● Provided entries:
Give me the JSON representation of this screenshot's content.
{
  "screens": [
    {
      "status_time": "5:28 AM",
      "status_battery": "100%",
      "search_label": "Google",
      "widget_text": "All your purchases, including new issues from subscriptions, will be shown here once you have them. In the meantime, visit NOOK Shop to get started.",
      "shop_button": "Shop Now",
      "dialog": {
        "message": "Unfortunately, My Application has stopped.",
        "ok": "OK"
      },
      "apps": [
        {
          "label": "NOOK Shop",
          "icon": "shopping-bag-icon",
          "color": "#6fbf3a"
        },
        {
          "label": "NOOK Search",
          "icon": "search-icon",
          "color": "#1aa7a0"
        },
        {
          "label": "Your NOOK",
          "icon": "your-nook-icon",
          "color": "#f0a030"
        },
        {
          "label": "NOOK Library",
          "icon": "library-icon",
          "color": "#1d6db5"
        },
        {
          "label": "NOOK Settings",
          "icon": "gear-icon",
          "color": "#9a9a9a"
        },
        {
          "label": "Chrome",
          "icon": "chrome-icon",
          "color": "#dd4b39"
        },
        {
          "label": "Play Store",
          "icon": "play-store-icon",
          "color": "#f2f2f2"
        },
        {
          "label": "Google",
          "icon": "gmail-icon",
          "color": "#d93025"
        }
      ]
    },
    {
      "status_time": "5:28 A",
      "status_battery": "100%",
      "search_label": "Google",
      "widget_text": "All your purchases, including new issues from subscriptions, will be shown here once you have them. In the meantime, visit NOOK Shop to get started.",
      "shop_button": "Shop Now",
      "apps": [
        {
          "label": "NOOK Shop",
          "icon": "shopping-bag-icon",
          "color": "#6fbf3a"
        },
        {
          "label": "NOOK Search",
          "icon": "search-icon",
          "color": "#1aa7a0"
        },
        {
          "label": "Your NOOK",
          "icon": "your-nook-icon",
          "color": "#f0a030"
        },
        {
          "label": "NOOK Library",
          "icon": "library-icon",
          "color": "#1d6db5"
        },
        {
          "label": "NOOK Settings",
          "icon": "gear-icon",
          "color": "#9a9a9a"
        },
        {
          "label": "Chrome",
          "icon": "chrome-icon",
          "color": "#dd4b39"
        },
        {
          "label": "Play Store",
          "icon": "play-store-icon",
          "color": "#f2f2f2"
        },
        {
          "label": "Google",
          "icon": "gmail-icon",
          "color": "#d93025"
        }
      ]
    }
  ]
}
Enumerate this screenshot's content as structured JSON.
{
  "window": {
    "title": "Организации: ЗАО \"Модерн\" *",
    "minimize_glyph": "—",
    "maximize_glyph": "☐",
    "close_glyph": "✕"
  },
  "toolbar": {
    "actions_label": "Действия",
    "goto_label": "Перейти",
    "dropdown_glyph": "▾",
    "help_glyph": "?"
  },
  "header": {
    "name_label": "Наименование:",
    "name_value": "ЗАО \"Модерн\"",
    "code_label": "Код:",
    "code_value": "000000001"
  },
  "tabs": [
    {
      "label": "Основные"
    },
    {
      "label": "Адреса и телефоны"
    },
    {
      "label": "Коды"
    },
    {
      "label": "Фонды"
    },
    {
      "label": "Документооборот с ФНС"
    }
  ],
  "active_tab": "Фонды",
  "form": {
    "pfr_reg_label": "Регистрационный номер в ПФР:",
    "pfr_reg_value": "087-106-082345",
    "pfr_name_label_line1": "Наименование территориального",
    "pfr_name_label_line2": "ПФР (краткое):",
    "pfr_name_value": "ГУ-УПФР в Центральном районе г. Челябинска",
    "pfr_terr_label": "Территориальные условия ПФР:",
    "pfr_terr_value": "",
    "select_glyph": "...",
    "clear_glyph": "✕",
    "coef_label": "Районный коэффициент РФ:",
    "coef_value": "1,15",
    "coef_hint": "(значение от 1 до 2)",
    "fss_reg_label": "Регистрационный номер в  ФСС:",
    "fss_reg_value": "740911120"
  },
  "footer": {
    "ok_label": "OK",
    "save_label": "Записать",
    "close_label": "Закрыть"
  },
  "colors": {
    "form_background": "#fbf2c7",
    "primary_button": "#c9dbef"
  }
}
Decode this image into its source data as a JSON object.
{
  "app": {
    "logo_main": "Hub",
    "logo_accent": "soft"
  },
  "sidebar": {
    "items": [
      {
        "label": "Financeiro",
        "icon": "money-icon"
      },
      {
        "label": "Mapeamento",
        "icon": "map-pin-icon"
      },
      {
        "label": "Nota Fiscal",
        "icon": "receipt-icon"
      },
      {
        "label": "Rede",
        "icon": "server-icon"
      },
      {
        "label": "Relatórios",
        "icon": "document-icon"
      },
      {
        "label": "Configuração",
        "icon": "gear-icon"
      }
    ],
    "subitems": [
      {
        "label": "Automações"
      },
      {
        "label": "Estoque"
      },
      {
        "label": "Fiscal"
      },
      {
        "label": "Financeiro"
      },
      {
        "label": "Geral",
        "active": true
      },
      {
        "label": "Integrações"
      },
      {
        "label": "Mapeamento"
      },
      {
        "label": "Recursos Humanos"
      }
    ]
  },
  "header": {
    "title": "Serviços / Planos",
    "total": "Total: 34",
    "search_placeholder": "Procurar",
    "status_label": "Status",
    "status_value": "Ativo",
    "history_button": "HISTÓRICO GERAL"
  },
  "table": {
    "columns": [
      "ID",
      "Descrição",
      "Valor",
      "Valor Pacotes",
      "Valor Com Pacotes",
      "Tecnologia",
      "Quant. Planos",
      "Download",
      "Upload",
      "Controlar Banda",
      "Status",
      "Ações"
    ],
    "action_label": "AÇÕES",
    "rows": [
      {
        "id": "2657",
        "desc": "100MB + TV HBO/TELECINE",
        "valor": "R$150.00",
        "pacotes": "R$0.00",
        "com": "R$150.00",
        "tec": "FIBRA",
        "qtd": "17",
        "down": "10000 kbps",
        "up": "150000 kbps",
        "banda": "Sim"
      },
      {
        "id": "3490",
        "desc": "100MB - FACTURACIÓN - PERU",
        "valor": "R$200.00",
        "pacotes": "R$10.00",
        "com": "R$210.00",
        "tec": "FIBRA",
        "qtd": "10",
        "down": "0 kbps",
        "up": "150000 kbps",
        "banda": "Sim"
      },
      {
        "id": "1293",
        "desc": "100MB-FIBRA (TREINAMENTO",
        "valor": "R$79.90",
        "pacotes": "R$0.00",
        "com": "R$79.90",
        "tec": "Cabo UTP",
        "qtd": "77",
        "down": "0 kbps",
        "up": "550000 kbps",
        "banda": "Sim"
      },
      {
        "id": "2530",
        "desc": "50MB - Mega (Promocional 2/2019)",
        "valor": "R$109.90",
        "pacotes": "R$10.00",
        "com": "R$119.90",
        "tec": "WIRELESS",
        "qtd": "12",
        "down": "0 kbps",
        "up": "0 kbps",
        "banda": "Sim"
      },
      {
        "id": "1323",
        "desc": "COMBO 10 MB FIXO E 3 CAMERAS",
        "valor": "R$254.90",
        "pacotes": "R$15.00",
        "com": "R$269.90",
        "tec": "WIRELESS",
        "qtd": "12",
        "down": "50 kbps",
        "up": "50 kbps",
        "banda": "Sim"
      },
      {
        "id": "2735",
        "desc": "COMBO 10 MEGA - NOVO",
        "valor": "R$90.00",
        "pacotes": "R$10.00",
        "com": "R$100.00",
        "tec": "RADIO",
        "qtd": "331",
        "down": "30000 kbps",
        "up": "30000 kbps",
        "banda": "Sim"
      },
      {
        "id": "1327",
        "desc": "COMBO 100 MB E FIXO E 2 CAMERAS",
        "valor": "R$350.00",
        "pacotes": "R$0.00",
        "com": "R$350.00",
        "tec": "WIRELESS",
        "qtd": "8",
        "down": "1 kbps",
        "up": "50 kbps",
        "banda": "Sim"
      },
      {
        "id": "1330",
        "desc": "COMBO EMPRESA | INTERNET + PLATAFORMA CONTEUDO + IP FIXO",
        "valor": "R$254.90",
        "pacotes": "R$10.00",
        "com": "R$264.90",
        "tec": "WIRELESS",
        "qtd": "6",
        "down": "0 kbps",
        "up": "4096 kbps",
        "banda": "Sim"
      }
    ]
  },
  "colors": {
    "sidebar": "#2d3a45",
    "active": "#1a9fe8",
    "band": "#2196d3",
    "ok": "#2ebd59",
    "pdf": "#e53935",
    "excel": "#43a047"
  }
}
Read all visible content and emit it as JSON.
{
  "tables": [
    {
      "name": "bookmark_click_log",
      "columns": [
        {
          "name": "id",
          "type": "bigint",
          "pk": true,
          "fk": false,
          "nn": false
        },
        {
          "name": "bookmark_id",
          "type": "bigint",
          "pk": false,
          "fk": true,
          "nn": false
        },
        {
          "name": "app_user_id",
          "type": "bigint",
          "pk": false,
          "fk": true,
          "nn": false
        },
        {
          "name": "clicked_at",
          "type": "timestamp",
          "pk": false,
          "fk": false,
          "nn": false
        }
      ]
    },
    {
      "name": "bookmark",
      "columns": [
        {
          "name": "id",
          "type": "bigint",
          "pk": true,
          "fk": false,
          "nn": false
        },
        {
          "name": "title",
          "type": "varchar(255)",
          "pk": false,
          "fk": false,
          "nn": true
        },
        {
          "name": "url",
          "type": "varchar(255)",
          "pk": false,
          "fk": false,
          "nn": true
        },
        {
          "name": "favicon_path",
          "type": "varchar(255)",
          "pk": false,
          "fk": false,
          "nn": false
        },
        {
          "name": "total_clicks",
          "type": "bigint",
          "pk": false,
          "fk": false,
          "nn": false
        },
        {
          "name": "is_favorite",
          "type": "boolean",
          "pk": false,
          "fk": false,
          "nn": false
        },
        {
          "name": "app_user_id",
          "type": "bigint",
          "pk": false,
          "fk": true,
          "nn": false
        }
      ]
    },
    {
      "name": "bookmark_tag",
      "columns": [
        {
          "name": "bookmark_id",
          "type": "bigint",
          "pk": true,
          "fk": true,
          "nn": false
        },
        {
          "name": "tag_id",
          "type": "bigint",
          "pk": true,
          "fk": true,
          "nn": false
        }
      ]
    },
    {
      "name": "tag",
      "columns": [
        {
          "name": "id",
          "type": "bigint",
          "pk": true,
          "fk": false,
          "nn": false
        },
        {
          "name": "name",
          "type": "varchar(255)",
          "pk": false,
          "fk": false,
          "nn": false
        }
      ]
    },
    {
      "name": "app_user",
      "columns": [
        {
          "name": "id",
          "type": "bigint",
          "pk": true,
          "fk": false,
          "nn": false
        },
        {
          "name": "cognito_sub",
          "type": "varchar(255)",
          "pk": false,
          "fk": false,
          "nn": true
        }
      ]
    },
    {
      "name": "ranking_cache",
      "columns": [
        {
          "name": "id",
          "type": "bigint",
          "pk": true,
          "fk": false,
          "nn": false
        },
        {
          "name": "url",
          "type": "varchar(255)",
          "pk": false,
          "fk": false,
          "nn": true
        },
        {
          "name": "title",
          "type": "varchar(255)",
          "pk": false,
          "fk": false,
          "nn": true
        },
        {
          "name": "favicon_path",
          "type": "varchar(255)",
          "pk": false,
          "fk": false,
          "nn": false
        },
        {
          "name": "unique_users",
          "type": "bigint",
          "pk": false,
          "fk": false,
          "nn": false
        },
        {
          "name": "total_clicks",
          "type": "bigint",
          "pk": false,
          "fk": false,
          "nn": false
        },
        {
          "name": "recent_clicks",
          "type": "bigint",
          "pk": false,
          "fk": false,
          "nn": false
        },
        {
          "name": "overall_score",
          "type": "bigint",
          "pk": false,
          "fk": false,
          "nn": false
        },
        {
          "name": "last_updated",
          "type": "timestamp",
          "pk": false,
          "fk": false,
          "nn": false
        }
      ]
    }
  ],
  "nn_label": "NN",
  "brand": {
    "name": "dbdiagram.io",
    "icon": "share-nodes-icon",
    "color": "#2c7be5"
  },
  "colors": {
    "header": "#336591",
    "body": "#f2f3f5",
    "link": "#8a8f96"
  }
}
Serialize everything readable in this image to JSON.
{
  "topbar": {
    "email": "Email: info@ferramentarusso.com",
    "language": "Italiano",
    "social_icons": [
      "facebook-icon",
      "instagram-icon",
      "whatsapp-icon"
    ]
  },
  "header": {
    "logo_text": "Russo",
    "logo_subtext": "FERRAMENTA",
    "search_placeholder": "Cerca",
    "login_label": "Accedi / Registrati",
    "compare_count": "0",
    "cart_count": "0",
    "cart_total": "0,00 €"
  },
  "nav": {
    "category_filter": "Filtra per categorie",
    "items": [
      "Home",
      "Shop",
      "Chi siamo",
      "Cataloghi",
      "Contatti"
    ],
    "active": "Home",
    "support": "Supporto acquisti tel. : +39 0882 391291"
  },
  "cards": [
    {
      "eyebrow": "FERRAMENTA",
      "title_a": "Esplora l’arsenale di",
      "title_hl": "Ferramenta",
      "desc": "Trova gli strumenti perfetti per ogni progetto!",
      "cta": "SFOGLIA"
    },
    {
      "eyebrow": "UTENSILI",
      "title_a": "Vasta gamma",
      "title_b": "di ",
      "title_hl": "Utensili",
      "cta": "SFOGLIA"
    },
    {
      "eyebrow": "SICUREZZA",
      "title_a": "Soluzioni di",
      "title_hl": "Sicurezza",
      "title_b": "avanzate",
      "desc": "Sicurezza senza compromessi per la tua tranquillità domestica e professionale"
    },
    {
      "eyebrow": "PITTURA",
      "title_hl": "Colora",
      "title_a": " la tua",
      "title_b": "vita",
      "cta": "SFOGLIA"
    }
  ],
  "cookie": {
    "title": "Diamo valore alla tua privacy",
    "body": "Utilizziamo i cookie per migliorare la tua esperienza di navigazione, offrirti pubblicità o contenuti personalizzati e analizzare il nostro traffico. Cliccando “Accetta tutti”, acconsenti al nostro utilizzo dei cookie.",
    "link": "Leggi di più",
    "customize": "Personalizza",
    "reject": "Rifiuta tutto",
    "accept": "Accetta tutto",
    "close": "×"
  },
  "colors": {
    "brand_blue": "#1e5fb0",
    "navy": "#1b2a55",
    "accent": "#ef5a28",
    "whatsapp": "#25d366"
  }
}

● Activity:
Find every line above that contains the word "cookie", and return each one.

● Exercise response:
  "cookie": {
    "body": "Utilizziamo i cookie per migliorare la tua esperienza di navigazione, offrirti pubblicità o contenuti personalizzati e analizzare il nostro traffico. Cliccando “Accetta tutti”, acconsenti al nostro utilizzo dei cookie.",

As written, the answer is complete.